Movie TV Secrets, July 1967
An old jazz song of the 1930s used to say, “A good man these days is hard to find.” In Hollywood, this is especially the case, and as true today as it was then. Eligible bachelors are a commodity hard to come by and if a girl is lucky enough to hook one, statistics show that the majority of Hollywood marriages end in divorce for a number of reasons, most notably career conflicts, or another woman. Perhaps bachelors have the right idea in trying to stay single. We wanted to find out from five of filmdom’s …
Peter Deuel—The Picture Collection is a perfect-bound book containing 200 pages of Pete Duel, more than 300 pictures in all (70 pages of pictures more than appeared in the first picture-book we produced). Exclusive family photos, baby pictures, glimpses of his life from birth till his passing, all in one volume.
Compiled by Laura Moretti, creator of the Pete Duel Memorial Site, and Jacqueline and Geoffrey Deuel.
100% OF ALL PROCEEDS FROM THE SALE OF THIS BOOK ARE DONATED TO THE ANIMALS VOICE IN PETE DUEL’S NAME.
*Books will not begin shipping until October 10, 2018.
WE ALSO ADDED SOME 8″x10″ PHOTOS FOR SALE …
by Peter McDonald, Radio Times, November 4, 1971
Pete Duel admits he often finds himself envious of Hannibal Heyes, the outlaw character he plays in Alias Smith and Jones.
“He is hunted by every posse, yet he is still able to laugh. It’s something I love him for. I try to be like that, but with so many problems besetting the world, from war to pollution and injustice, I find it difficult to keep smiling.”
The intense 30-year-old bachelor, the son of a third generation doctor from the rural community of Penfield on America’s East coast, lives with three dogs in a ramshackle …
A UK magazine (source unknown), 1972
Universal Studios, where the Alias Smith and Jones series was filmed, carries on as usual. You might think that, in all that hustle and bustle, one actor could easily be forgotten … but not Pete Duel.
Pete was a very special person. Everyone who knew him is agreed on that. But I don’t need to tell you that, because you know from first-hand experience. You may only have seen him on a TV screen, but enough of his unique personality comes through for you to know the sort of guy he must have been in real …
by Hamilton B. Allen; Rochester Times Union, January 31, 1970
Arrival of the picture Generation at the Regent yesterday gave us two reasons to cheer: It’s a very entertaining comedy which bridges the generation gap in its audience appeal and provides hometown actor Peter Deuel a top-shelf vehicle in which to make his big-screen debut. His performance captures major interest among the picture’s several enticements, a deftly shaded sketching of the intense young photographer Walter Owen who distrusts the Establishment and all American institutions. One would bet that Pete is headed for top stardom if his showing here is a measure …
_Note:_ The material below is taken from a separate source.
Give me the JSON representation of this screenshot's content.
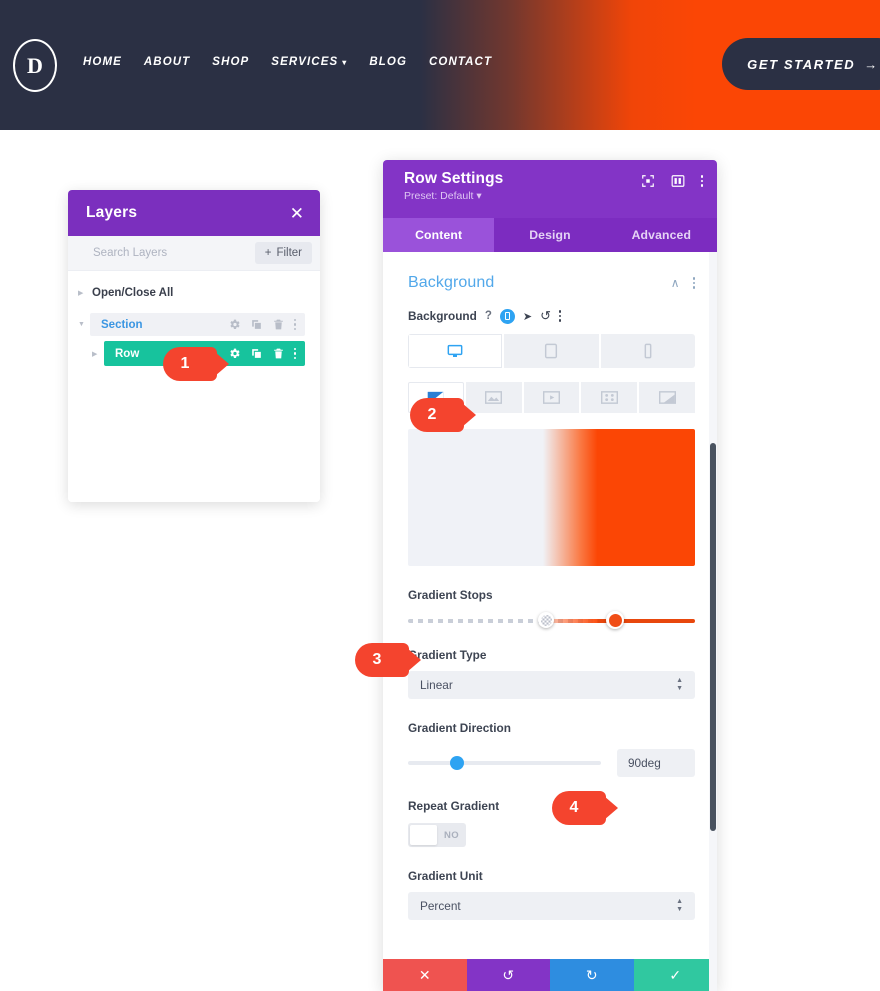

Life Just Wasn’t Worth Living
Modern Screen’s Hollywood Yearbook, 1973
He was young (31), good looking, the star of a successful TV series (Alias Smith and Jones) and had a best gal. He had everything, in fact, except peace of mind. And the prospect of facing 1972 was simply too much for him. So, on December 31, Pete Duel picked up a gun, went into the living room, and shot himself through the head. When his girlfriend, Dianne Ray, rushed into the living room, she found Peter slumped on the floor near a brightly lit Christmas tree.
Many reasons have been given …
WHY THEY BOTH NEED TO GET MARRIED!
by Linda Darwood; TV Family, June 1971
In January of 1971, two new and very handsome faces made their premiere on television. It was a premiere in the sense that Pete Duel and Ben Murphy are starring together for the first time in a brand new TV series. These two aren’t completely new to television; they have made various appearances in various shows, but they are new to co-starring roles.
Both Pete and Ben can be classified with the new breed of actors who realize that the real world is not in and around the studio. …